The Notting Hill Carnival was born out of race riots and murder way back in the sixties. A new movie about the UK’s bad boy of festivals takes a look through the eyes of a young British woman as she heads down the road in costume to find out the truth about the famous 4-day annual August fete.
A People's Art – The Genesis of Freedom is a documentary by England’s Tony Oldham. The hour-long film will make its Canadian debut this fall as part of the CaribbeanTales Film Festival here in Toronto.
Ayesha Casely-Hayford is glad she didn’t listen to her mother’s advice to stay away from Notting Hill. No, the young British/Ghanaian actress and lawyer now says that she is the better person for buying a modest mas outfit and jumping up both at a chocolate throwing J’ouvert party and the grand parade through the ancient streets of London (the Notting Hill area is near Kensington).
She is the host and narrator who take a personal journey to lime with the people who play pan, sing Calypso and make Mas in England. Along this happy road she discover the history, the meaning and origins of the festival that many in her country just don’t like.
At least a year older and a whole lot bigger than the Toronto Caribbean Carnival, Notting Hill continues to be the rite of passage for England’s Caribbean community. It is also the bane of existence for police and public officials and a favourite target of the British press.
The annual festival was born out of conflict back in 1969 when the first A Caribbean Carnival was held indoors. It was in response to widespread race riots (dubbed the Notting Hill Race Riots) in which 108 people were charged.
In 1966 the first outdoor walkabout was held in Notting Hill with neighbourhood children and a steel band taking to the streets. This small unity event has now grown to become a mammoth street parade, that now attracts anywhere from a million to two and half million spectators (organizers are very vague on their exact attendance numbers).
We see a costumed party that winds through car-lined roads and past small city parks. There are few fences to be seen. revelers and spectators mingle on the road, while an army of “Bobbies” watch on. Somehow it all works out.
Ayesha finds it a festival of love, friendship and family. Others do not. British press, politicians, police and local residents consider it an event of conflict, something that should be moved out of the city or banned outright.
We learn as the cameras roll yes there have been acts of violence during the carnival. Bu, says the movie, the actual statistics show that given the size of the crowd, the percentage of criminal acts is much smaller than many other well-known annual UK festivals. The bad press is blamed on bias and racism.
What makes this movie stand out is the Cinema verite cinematography. The camera does not watch Ayesha from a far. We are up close and personal despite bad weather and a million spectators trying to get in the way of the shots.
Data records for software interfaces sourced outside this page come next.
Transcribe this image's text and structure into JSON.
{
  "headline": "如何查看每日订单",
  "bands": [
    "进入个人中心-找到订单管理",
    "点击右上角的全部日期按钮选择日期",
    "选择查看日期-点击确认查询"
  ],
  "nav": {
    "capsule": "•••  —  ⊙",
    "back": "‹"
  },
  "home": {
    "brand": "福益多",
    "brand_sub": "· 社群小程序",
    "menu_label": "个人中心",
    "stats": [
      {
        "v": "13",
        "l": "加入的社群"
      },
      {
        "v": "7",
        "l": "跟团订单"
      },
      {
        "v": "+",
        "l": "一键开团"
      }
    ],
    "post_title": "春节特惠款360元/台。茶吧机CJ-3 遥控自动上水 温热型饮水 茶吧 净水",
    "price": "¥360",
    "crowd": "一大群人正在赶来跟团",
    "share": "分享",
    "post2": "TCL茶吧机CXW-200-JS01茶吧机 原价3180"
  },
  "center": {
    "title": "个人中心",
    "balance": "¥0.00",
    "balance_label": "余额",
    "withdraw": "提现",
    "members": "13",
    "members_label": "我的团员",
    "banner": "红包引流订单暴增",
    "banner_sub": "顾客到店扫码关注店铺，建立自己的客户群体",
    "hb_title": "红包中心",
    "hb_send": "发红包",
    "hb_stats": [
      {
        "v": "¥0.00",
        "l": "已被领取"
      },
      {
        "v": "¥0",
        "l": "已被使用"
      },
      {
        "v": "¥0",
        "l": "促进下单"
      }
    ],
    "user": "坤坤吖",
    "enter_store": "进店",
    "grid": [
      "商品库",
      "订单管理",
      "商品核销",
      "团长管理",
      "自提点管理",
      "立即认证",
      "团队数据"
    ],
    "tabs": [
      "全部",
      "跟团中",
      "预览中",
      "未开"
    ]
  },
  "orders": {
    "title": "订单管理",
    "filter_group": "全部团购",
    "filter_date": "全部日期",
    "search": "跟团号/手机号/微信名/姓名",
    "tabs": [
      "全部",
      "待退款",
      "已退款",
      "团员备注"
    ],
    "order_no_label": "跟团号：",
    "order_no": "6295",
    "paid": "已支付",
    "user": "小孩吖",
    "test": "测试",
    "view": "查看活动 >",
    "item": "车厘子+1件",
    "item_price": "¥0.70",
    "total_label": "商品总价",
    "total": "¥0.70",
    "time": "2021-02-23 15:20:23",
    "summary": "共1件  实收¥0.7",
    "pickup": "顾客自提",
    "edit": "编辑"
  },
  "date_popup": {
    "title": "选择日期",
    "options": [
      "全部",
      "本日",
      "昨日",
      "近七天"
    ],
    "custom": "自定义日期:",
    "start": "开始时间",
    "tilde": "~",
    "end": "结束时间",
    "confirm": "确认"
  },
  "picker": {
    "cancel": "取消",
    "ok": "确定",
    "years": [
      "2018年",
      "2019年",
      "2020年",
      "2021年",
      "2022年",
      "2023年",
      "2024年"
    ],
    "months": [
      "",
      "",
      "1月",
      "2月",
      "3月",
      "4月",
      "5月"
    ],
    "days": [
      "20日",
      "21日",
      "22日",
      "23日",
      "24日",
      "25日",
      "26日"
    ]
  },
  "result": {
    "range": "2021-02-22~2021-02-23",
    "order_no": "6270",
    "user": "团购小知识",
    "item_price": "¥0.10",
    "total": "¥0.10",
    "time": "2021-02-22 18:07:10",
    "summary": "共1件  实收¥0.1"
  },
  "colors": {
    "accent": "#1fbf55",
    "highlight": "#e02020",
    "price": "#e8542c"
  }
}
“The film crew for all of the carnival footage was just me,” director Tony Oldham told the Caribbean Camera yesterday from his office in London. “There are shots included from essentially three carnivals covering what were Notting Hill's 50th Anniversary celebrations. Essentially I had a four-man crew for the first year, but the rain more or less rendered those sequences not useable. In fact most cameraman on the circuit that year suffered equipment failure.”
“I essentially shot across each year on Friday eve (Calypso), Saturday (Panorama), and then J’ouvert Mas (Sunday) and Carnival Monday.” he continued. “It was quite tough going across the four mile circuit with a lot of back and forth, but I am so familiar with the event that I pursued a sort of priorities in shots I knew I needed.”
Toronto audiences should keep an eye out for Canada’s Macomere Fifi (Tara Woods) who was filmed singing a tribute to the Mighty Sparrow at the English Monarch competition. Oldham didn’t know who she was when he was filming but was so impressed by her performance he made sure she made it into the movie.
Oldham actually had enough good footage to make A People's Art – The Genesis of Freedom into a much longer film. Instead he actually made two films out of what he had.
“ I decided it better to split the film into two; one dealing with more in depth history and the arts: Arts of Conflict, and A Peoples Art, which follows Ayesha’s first experiences,” he continued. “They do compliment each other, but are really different in terms of visual style and tone. Arts of conflict for example is more sombre and a slower paced Arts Type film.”
Arts of Conflict will not be shown at the CaribbeanTales Film Festival. It is already airing on Amazon Prime Video. A Peoples Art gets its International debut in late September at the Trinidad and Tobago Film Festival. It will then be screening at this year’s CaribbeanTales International Film Festival on October 2nd, (available on that date only at the CaribbeanTales Festival website)
“The main thing for this film is to get it out there and be seen by as many people as possible,” said Oldham. “I will make it available online in due course and I am always happy to hear from people who can help with that.”